━━━ Stored data ━━━

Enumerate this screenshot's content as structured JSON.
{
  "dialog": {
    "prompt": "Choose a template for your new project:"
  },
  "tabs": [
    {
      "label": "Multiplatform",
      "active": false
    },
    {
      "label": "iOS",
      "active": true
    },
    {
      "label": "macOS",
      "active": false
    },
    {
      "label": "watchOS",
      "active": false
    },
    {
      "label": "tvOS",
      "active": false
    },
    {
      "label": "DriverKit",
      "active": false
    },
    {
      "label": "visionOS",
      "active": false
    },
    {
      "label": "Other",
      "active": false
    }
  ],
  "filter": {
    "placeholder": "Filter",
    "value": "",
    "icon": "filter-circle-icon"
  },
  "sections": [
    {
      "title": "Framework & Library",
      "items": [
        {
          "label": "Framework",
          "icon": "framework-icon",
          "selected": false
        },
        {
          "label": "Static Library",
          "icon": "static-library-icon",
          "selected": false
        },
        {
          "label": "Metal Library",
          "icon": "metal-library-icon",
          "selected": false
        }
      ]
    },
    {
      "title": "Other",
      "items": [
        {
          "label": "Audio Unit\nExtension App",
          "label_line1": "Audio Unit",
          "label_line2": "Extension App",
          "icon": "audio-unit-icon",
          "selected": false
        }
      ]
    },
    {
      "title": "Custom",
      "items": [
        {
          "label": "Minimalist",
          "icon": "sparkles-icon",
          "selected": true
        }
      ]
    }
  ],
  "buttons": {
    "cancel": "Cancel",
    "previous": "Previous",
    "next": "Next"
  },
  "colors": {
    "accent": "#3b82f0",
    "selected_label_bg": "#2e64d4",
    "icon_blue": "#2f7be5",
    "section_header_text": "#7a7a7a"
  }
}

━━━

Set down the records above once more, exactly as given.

Enumerate this screenshot's content as structured JSON.
{
  "dialog": {
    "prompt": "Choose a template for your new project:"
  },
  "tabs": [
    {
      "label": "Multiplatform",
      "active": false
    },
    {
      "label": "iOS",
      "active": true
    },
    {
      "label": "macOS",
      "active": false
    },
    {
      "label": "watchOS",
      "active": false
    },
    {
      "label": "tvOS",
      "active": false
    },
    {
      "label": "DriverKit",
      "active": false
    },
    {
      "label": "visionOS",
      "active": false
    },
    {
      "label": "Other",
      "active": false
    }
  ],
  "filter": {
    "placeholder": "Filter",
    "value": "",
    "icon": "filter-circle-icon"
  },
  "sections": [
    {
      "title": "Framework & Library",
      "items": [
        {
          "label": "Framework",
          "icon": "framework-icon",
          "selected": false
        },
        {
          "label": "Static Library",
          "icon": "static-library-icon",
          "selected": false
        },
        {
          "label": "Metal Library",
          "icon": "metal-library-icon",
          "selected": false
        }
      ]
    },
    {
      "title": "Other",
      "items": [
        {
          "label": "Audio Unit\nExtension App",
          "label_line1": "Audio Unit",
          "label_line2": "Extension App",
          "icon": "audio-unit-icon",
          "selected": false
        }
      ]
    },
    {
      "title": "Custom",
      "items": [
        {
          "label": "Minimalist",
          "icon": "sparkles-icon",
          "selected": true
        }
      ]
    }
  ],
  "buttons": {
    "cancel": "Cancel",
    "previous": "Previous",
    "next": "Next"
  },
  "colors": {
    "accent": "#3b82f0",
    "selected_label_bg": "#2e64d4",
    "icon_blue": "#2f7be5",
    "section_header_text": "#7a7a7a"
  }
}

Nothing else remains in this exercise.